A general election between Democratic attorney general Kamala Harris and Democratic U.S. representative Loretta Sanchez is partly the product of the two politicians’ own strengths: Harris has been considered a potential national political star ever since she first became San Francisco’s district attorney in 2003; Sanchez has been in Congress for 20 years. Harris is half African-American, half Asian-American. Sanchez is Latina. Harris is aligned with California progressives, Sanchez with national and state Democratic moderates.
But they would not be on a trajectory for an all-Democratic general election had California Republicans gotten their act together to unite behind a single Senate candidate. Two former state party chairs, Tom Del Beccaro (a staunch conservative) and Duf Sundheim (a moderate who has conspicuously failed to endorse putative presidential nominee Donald Trump), are appealing to different corners of the GOP electorate. The best-known candidate, however, is late entry Ron Unz, an unsuccessful 1994 gubernatorial candidate responsible for a successful ballot initiative restraining bilingual education. None of the three has broken double digits in any poll, and it’s unclear any of them have late momentum, although Sundheim is benefiting from an independent expenditure effort and an endorsement from former governor Arnold Schwarzenegger.
Meanwhile, Harris has consistently led every poll by a healthy margin, with Sanchez consistently second, though with less support than the Republican candidates combined. The unstable situation has led some in the GOP to hope for a late consolidation of their vote. Others, however, are already looking forward to a Harris-Sanchez general election, and are quietly backing the more centrist, “pro-business” Sanchez.
The turnout dynamics of the presidential primaries may have been a final blow to Republican hopes for a Senate breakthrough.

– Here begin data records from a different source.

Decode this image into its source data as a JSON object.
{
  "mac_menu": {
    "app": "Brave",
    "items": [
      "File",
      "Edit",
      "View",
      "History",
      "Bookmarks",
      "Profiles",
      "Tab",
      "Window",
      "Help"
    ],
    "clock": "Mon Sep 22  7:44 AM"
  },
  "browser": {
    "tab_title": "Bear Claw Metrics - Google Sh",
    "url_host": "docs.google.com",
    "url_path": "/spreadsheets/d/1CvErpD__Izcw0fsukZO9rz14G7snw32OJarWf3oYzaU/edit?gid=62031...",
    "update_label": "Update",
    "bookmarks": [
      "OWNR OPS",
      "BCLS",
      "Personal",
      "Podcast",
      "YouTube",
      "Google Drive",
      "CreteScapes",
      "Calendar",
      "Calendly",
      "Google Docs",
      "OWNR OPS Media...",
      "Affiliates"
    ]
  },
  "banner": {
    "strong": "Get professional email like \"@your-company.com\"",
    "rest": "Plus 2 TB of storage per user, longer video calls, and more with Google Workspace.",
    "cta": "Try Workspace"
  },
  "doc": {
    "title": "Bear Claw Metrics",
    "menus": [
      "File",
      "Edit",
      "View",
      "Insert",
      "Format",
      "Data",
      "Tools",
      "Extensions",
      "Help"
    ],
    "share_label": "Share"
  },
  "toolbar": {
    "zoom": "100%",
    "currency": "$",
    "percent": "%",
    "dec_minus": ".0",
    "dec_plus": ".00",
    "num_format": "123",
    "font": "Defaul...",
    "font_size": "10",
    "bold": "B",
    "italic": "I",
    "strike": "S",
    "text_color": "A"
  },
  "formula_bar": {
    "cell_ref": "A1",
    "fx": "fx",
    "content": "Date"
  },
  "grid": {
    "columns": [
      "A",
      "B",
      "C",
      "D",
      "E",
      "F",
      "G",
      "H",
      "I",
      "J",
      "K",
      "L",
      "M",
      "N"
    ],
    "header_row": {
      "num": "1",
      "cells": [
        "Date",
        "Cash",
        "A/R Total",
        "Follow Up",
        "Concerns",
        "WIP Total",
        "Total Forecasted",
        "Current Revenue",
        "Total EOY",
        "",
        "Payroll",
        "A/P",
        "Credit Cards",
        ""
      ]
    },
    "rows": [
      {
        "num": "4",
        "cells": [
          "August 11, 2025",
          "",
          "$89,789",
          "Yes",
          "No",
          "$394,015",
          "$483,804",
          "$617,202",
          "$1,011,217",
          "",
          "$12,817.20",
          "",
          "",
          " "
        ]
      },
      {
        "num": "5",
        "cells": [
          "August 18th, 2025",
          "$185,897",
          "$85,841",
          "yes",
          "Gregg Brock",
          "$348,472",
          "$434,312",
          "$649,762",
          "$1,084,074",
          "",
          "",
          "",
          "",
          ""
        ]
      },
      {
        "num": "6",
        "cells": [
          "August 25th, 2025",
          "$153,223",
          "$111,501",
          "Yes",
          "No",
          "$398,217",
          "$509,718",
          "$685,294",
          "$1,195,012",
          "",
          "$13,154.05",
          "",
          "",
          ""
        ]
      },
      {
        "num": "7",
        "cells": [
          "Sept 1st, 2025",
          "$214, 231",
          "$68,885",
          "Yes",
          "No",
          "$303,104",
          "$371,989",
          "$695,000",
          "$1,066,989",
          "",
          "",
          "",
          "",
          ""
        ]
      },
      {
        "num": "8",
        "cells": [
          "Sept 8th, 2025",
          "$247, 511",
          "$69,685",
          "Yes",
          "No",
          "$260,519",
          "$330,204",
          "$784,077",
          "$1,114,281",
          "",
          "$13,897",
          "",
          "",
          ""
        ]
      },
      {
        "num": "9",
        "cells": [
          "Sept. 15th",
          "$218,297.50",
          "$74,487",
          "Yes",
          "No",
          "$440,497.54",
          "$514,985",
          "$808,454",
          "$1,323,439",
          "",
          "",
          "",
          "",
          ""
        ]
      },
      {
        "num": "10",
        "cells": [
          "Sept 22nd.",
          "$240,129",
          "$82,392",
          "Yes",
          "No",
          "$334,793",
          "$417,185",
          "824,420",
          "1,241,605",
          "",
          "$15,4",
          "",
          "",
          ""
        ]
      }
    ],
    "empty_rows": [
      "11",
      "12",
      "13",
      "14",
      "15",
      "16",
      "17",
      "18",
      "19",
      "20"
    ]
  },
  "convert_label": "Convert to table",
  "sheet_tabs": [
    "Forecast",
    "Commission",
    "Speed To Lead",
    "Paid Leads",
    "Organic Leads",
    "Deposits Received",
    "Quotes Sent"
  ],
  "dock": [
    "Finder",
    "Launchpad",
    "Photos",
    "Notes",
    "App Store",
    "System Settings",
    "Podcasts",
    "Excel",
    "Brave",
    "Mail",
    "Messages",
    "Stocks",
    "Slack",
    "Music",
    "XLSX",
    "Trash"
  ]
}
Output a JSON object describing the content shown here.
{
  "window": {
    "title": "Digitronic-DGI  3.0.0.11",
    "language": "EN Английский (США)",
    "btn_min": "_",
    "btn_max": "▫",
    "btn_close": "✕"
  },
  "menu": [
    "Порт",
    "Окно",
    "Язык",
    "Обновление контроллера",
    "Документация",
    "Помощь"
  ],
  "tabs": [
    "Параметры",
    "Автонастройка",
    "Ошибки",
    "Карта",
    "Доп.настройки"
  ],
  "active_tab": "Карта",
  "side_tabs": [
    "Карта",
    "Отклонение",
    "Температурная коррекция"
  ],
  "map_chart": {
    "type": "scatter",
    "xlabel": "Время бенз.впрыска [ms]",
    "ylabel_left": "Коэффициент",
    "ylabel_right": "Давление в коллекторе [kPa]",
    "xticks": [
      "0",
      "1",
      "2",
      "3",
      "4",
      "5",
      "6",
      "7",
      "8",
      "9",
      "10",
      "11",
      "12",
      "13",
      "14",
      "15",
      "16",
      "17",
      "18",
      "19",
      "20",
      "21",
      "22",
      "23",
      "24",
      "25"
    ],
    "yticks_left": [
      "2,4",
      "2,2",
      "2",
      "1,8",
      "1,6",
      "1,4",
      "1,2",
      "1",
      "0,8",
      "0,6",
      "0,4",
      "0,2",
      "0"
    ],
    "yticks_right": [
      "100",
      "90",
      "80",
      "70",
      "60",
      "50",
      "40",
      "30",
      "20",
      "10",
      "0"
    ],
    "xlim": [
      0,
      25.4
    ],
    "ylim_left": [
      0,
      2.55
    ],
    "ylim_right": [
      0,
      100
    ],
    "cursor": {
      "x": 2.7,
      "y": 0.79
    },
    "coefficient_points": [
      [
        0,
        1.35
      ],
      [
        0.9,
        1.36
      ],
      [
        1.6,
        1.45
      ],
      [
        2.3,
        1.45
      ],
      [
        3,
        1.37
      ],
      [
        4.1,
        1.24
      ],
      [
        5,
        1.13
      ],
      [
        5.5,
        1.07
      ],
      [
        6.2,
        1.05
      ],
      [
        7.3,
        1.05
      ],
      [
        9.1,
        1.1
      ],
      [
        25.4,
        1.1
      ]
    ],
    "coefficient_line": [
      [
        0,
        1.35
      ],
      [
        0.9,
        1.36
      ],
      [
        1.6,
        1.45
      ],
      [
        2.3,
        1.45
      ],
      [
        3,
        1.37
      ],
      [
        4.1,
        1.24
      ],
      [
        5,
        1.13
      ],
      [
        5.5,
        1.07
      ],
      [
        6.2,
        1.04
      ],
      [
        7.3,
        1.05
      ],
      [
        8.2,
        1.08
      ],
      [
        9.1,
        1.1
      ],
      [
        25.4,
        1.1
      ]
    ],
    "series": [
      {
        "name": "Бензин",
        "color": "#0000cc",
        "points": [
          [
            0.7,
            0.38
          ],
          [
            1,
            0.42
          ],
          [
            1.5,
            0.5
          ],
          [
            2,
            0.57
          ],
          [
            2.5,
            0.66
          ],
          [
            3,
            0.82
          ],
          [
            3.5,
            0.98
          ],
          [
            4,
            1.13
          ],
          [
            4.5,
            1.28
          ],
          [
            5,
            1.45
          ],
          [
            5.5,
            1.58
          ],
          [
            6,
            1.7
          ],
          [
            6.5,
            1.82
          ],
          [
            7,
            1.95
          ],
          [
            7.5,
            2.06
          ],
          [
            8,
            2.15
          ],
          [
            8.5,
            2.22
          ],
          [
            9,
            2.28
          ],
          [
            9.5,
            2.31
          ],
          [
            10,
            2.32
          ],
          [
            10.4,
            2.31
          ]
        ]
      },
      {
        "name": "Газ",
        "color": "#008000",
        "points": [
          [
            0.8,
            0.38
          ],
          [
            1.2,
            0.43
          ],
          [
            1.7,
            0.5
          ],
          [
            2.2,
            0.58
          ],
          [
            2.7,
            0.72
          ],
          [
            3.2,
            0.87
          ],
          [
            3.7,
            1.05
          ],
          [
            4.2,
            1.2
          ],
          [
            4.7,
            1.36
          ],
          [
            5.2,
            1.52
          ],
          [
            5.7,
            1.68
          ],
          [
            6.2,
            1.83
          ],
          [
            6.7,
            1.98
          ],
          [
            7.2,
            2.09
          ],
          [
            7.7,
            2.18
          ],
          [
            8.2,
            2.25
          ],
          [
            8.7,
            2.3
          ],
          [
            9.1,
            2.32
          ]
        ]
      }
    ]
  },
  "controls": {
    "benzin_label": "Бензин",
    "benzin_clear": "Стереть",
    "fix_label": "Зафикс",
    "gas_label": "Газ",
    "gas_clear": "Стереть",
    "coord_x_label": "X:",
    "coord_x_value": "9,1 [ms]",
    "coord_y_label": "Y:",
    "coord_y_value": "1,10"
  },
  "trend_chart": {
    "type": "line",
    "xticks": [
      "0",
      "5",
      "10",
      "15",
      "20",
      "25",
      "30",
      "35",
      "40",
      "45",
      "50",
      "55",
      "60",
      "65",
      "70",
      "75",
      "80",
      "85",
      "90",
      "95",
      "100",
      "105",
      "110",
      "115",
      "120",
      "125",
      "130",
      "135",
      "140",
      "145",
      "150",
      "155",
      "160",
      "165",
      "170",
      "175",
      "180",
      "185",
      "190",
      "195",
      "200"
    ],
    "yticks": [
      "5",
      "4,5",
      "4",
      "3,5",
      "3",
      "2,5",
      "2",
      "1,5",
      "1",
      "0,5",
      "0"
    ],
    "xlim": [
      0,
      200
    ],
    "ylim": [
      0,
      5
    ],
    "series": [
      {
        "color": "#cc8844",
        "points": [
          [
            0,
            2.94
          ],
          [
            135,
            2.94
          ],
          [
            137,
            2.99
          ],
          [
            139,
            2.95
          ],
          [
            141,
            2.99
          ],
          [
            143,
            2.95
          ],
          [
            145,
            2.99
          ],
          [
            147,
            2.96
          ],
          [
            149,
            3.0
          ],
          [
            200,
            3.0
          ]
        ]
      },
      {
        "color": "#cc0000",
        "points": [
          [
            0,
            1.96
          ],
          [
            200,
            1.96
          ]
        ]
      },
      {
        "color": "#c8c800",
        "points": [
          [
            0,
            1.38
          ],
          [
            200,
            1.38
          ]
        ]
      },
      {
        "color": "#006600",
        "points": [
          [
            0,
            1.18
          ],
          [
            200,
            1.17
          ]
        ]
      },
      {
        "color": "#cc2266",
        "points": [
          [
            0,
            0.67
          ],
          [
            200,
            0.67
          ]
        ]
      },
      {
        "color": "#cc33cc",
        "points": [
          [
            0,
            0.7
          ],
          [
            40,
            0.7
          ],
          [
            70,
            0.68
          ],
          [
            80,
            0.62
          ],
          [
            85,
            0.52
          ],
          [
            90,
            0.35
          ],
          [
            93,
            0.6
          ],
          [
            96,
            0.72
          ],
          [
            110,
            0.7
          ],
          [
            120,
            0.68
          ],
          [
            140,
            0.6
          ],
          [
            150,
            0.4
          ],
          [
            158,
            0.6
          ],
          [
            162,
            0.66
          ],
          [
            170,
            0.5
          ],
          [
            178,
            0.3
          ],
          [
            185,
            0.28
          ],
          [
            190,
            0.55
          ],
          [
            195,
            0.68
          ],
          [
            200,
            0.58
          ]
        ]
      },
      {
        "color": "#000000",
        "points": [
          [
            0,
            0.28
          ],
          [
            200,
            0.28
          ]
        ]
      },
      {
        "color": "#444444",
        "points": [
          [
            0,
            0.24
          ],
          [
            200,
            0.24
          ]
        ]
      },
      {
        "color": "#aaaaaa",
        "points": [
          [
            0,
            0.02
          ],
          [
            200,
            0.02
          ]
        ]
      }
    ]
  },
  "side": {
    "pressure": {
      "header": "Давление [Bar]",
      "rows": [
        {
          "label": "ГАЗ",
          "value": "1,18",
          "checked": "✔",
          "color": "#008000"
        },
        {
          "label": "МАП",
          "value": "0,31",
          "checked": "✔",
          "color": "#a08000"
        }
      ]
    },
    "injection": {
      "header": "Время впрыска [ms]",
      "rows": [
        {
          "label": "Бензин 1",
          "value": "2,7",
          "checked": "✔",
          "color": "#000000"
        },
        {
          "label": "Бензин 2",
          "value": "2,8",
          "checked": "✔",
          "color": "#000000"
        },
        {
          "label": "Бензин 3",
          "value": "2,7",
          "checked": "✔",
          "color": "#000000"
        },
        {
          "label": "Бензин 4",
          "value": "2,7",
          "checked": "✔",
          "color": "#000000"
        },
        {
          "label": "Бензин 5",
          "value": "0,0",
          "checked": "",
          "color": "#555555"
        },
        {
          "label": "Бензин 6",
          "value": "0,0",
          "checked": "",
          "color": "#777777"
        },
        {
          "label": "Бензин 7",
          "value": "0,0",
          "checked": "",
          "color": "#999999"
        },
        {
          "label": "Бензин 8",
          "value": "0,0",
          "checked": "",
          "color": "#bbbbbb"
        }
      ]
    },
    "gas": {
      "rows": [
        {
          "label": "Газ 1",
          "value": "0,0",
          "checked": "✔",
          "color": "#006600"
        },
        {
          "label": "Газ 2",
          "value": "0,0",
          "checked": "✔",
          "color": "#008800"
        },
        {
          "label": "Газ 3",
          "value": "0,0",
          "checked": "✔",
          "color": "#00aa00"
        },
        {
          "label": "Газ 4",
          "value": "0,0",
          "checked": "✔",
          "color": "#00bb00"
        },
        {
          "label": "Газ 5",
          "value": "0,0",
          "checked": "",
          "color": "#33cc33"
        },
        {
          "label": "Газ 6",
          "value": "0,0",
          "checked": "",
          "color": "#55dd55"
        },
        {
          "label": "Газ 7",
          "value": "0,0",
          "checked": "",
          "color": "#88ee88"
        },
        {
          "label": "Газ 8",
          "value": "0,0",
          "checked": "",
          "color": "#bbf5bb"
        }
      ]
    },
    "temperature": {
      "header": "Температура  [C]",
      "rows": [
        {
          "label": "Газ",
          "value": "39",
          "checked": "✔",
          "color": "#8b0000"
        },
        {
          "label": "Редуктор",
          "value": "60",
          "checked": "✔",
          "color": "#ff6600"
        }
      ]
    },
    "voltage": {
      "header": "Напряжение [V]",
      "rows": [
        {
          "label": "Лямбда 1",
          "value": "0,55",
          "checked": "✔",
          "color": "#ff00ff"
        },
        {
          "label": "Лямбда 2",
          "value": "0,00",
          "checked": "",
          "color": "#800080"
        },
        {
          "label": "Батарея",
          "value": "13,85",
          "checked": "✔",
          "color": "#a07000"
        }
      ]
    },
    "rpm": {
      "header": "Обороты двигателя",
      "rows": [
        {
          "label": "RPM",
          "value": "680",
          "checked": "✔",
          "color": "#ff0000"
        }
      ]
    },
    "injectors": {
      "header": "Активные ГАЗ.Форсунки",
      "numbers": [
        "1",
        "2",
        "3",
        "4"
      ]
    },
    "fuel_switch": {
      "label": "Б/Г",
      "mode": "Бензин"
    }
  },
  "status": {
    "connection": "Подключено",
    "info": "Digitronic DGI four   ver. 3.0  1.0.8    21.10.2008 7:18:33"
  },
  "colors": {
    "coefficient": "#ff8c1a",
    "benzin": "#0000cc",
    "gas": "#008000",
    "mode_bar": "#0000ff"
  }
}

In the limited experience of California under top two, low turnout has usually created a primary electorate that tilts Republican. With Bernie Sanders waging a frantic effort to win an upset in the Golden State, and Hillary Clinton matching him in expenditures and personal appearances, that could change this year. While both Harris and Sanchez have endorsed Clinton, Sanders Country significantly overlaps with Harris strongholds, while the efforts of both presidential candidates to turn out Latino voters will help Sanchez.
Beyond all the normal calculations is the simple fact that the 34-candidate Senate field — including representatives of minor parties and an assortment of independents — will overwhelm many voters, who could just skip this contest, which is getting much less media attention than either the presidential or other down-ballot races.
Top two will likely again produce some other intra-party general elections in House races, including a rematch between Democrats representative Mike Honda and Ro Khanna in Silicon Valley, and a multi-candidate primary on the Central Coast for the seat of retiring Democratic representative Lois Capps.
You can’t help but wonder what the California presidential primary would be like if top two were in force for that contest as well, and Bernie Sanders and Hillary Clinton were trying to squeeze Donald Trump right off the general-election ballot. Would Republicans unite behind their nominee knowing a general-election victory in the Golden State would be unlikely, or succumb to the temptation of meddling in Democratic politics? For the sake of everyone’s sanity, it’s a good thing we don’t have to find out.